In 2008 Enrique was awarded “Best Foreigner” at the Üstüü-Khüree Festival and received the Third Laureate award in the 2008 Fifth Quinquennial Ethnomusicology Symposium, the highest honor a non-native Tuvan had yet achieved in this field. In 2014 he won second place in the Tuvan National Kargyraa Competition, and in 2016 was awarded the “The Greatest Innovator of Kargyraa” (one of the three primary sounds of Tuvan throat singing) in the same competition.
When not competing internationally or spending time in Tuva with his magical son “Enriquito”, Enrique showcases to sold-out crowds in Europe, Japan, Mexico and the United States. He was a noted performer at the 2009 Peace Ball to celebrate Obama’s inauguration in Washington, D.C. and collaborates in performance installations at Burning Man, Symbiosis Gatherings and other festivals.
Through his extensive humanitarian work, Soriah is crafting a new awareness and helping others to experience this ancient art form with fresh eyes and ears.
Khöömei (pronounced, “hoo-mei”) is an ancient style of singing believed to originate in an area now known as Tuva in Southern Siberia.
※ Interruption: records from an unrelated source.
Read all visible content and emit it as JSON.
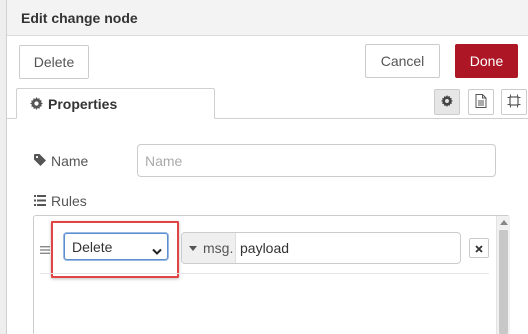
{
  "dialog": {
    "title": "Edit change node"
  },
  "toolbar": {
    "delete_label": "Delete",
    "cancel_label": "Cancel",
    "done_label": "Done"
  },
  "tabs": [
    {
      "label": "Properties",
      "icon": "gear-icon",
      "active": true
    }
  ],
  "tab_buttons": [
    {
      "icon": "gear-icon",
      "active": true
    },
    {
      "icon": "document-icon",
      "active": false
    },
    {
      "icon": "frame-icon",
      "active": false
    }
  ],
  "form": {
    "name": {
      "label": "Name",
      "value": "",
      "placeholder": "Name",
      "icon": "tag-icon"
    },
    "rules": {
      "label": "Rules",
      "icon": "list-icon"
    }
  },
  "rules": [
    {
      "operation": "Delete",
      "property_type": "msg.",
      "property": "payload"
    }
  ],
  "colors": {
    "done_button": "#ad1625",
    "highlight": "#e04444",
    "focus_border": "#5b8fd0"
  }
}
The trance-like intonations are created by manipulations of the throat region that gives rise to two or more harmonizing pitches over a fundamental resonating frequency. For these reasons, Khöömei is commonly referred to as Tuvan throat singing amoung the Western Nations. Khöömei is an oral tradition-based cultural phenomenon that developed, in part, due to the spacious landscape of Southern Siberia. Singers often will seek out just the right river bend, steepe or mountainous cliff, searching for a balanced positioning which will prove most conducive to their throat singing, leading to resonant vocalizations able to traverse great distances. The heart of Khöömei lies in the inherent animism expressed in the mimicry of natural sounds. It is said that one can call a deer or moth to oneself given the proper technique met with purity of intention. It is unknown as to how old the practice has been in place. The Tuvans say that Khöömei is from a time before language.
For Booking Inquiries: